-- RECORD SET follows --
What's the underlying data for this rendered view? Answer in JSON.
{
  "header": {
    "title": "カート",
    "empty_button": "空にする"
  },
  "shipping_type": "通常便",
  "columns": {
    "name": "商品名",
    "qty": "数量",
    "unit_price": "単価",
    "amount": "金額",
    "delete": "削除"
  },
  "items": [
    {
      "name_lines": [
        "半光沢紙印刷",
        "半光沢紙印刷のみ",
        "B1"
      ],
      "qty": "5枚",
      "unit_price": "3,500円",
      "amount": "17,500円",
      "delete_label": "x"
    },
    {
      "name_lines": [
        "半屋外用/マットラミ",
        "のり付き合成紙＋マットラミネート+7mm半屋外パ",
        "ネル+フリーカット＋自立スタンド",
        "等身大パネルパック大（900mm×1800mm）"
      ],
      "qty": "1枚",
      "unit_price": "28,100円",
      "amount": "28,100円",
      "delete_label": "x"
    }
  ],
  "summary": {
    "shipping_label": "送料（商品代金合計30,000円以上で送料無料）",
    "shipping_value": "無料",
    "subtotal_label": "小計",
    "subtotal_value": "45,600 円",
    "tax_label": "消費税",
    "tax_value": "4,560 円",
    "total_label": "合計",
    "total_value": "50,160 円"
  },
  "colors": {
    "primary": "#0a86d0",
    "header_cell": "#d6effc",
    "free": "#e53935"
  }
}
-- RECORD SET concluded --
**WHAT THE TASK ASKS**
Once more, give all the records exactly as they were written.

**PROBLEM SOLUTION**
What's the underlying data for this rendered view? Answer in JSON.
{
  "header": {
    "title": "カート",
    "empty_button": "空にする"
  },
  "shipping_type": "通常便",
  "columns": {
    "name": "商品名",
    "qty": "数量",
    "unit_price": "単価",
    "amount": "金額",
    "delete": "削除"
  },
  "items": [
    {
      "name_lines": [
        "半光沢紙印刷",
        "半光沢紙印刷のみ",
        "B1"
      ],
      "qty": "5枚",
      "unit_price": "3,500円",
      "amount": "17,500円",
      "delete_label": "x"
    },
    {
      "name_lines": [
        "半屋外用/マットラミ",
        "のり付き合成紙＋マットラミネート+7mm半屋外パ",
        "ネル+フリーカット＋自立スタンド",
        "等身大パネルパック大（900mm×1800mm）"
      ],
      "qty": "1枚",
      "unit_price": "28,100円",
      "amount": "28,100円",
      "delete_label": "x"
    }
  ],
  "summary": {
    "shipping_label": "送料（商品代金合計30,000円以上で送料無料）",
    "shipping_value": "無料",
    "subtotal_label": "小計",
    "subtotal_value": "45,600 円",
    "tax_label": "消費税",
    "tax_value": "4,560 円",
    "total_label": "合計",
    "total_value": "50,160 円"
  },
  "colors": {
    "primary": "#0a86d0",
    "header_cell": "#d6effc",
    "free": "#e53935"
  }
}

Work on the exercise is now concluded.